Head to Linares for my first week of work! I absolutely love it here. It is a lot smaller and I can already tell my Spanish is going to have a really funky accent--the Jaenians (natives in the region where i live) are know for their super thick accent all over Spain!

This weekend:
It was Kara-my friend whom I came here with and is in Madrid--had her birthday Oct.8th, so for her birthday weekend, I went to see her in Madrid! Not only did I see her in Mardid, but Saturday we flew out to London to go see the Damien Rice concert (one of our favorite artists!) Well, that weekend, it just so happened that a friend that we met on a the train in London as we stepped off the plane originally in London, was coming to Madrid on his EuroTour, so he stayed with Kara, which made for even more birthday fun! I had a ton of pictures of all this, but I somehow deleted them and dont really want to talk about it because I am sad! :)

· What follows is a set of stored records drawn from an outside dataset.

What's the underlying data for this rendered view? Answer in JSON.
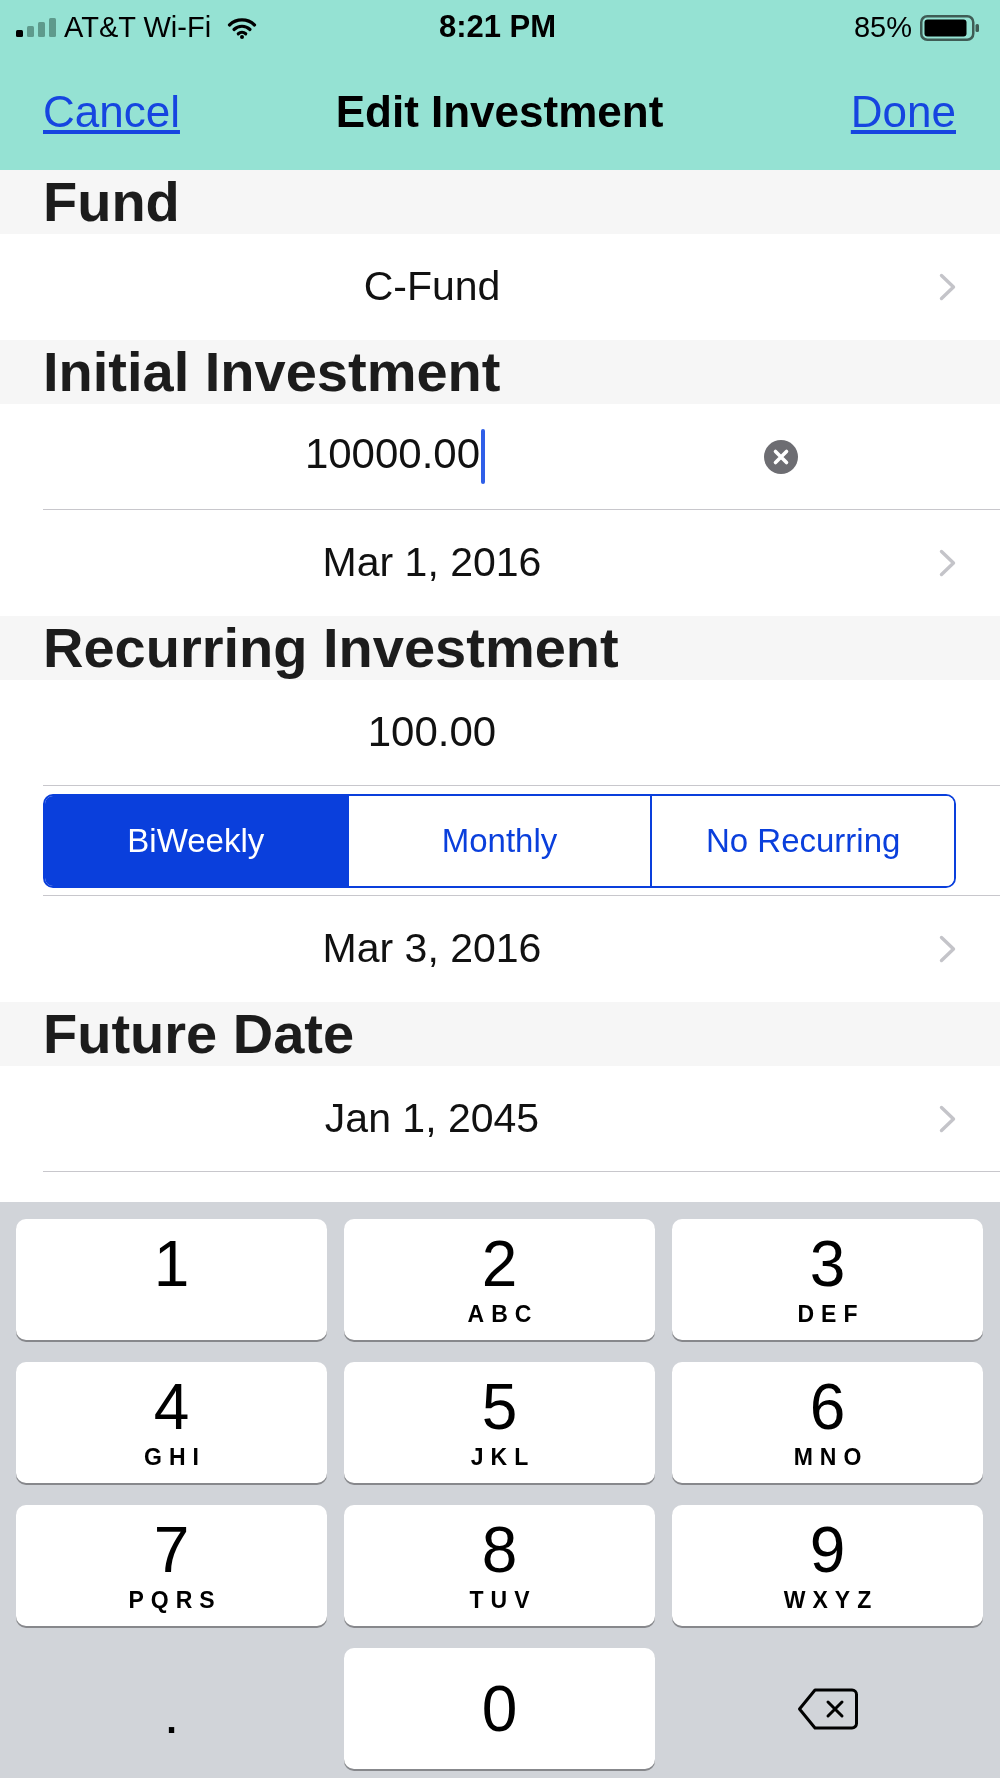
{
  "status_bar": {
    "carrier": "AT&T Wi-Fi",
    "time": "8:21 PM",
    "battery": "85%"
  },
  "navigation_bar": {
    "cancel": "Cancel",
    "title": "Edit Investment",
    "done": "Done"
  },
  "sections": [
    {
      "title": "Fund",
      "rows": [
        {
          "kind": "disclosure",
          "value": "C-Fund"
        }
      ]
    },
    {
      "title": "Initial Investment",
      "rows": [
        {
          "kind": "text_field",
          "value": "10000.00",
          "focused": true
        },
        {
          "kind": "disclosure",
          "value": "Mar 1, 2016"
        }
      ]
    },
    {
      "title": "Recurring Investment",
      "rows": [
        {
          "kind": "text_field",
          "value": "100.00",
          "focused": false
        },
        {
          "kind": "segmented",
          "segments": [
            {
              "label": "BiWeekly",
              "selected": true
            },
            {
              "label": "Monthly",
              "selected": false
            },
            {
              "label": "No Recurring",
              "selected": false
            }
          ]
        },
        {
          "kind": "disclosure",
          "value": "Mar 3, 2016"
        }
      ]
    },
    {
      "title": "Future Date",
      "rows": [
        {
          "kind": "disclosure",
          "value": "Jan 1, 2045"
        }
      ]
    }
  ],
  "keypad": {
    "rows": [
      [
        {
          "kind": "digit",
          "digit": "1"
        },
        {
          "kind": "digit",
          "digit": "2",
          "letters": "ABC"
        },
        {
          "kind": "digit",
          "digit": "3",
          "letters": "DEF"
        }
      ],
      [
        {
          "kind": "digit",
          "digit": "4",
          "letters": "GHI"
        },
        {
          "kind": "digit",
          "digit": "5",
          "letters": "JKL"
        },
        {
          "kind": "digit",
          "digit": "6",
          "letters": "MNO"
        }
      ],
      [
        {
          "kind": "digit",
          "digit": "7",
          "letters": "PQRS"
        },
        {
          "kind": "digit",
          "digit": "8",
          "letters": "TUV"
        },
        {
          "kind": "digit",
          "digit": "9",
          "letters": "WXYZ"
        }
      ],
      [
        {
          "kind": "decimal",
          "label": "."
        },
        {
          "kind": "digit",
          "digit": "0"
        },
        {
          "kind": "delete"
        }
      ]
    ]
  }
}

In London, we met up with Erin Wilson, a friend from school who is doing her master's work in Scottland (brainy), and made the most of our time there. It really was a blast! We went to Harrod's High Tea--something Kara has always wanted to do, and even though I haven't done much there, that was definitely my favorite thing so far! The teas were so incredible! (and all the food, of course!)
Well, then we left Harrod's aorund 5:00 only to discover the Tube was down, so our means of transportation was drained. We spent the following our trying to get a taxi, only to see one passing every 5 seconds, and of course, occupied!!! So frustrating.. we finally got one, and it took us over an hour to get to the concert becasue of traffic... we were late for DAMIEN!! aghh!!! bummer, btu the rest of the night we spent tooting around the town and eating at MCDONALDS ( I know-death) because Kara and my flight left at 6:40 that morning, so we didnt book a hostal and just planned on taking our time back to the aiport! We spent quite a while at the major train station there.. those Brits are crazy! ALl of it was such an adventure!

I am back in Linares, thankful to feel stationed here for the next 2 weeks or so... Actually, I woke up for work today, and saw Ihad developed a stye (spelling) in my eye... my bss sent me home (to the local hospital, actually) after only my second class of the day... I had to go to the emergency room becasue I dont have a residence card yet, but a lot of people do that-its how the system works here becuase it is a socialist type system.... anyhow, that, too was an experience because I didnt know the medical terms and such, btu everyone was so sweet becasue they could see I was really tring (and I think they felt bad because I have only been here in Linares for a week now!) Anyow... I think i am probably ready for a siesta... have a great one everybody!! Thanks for reading!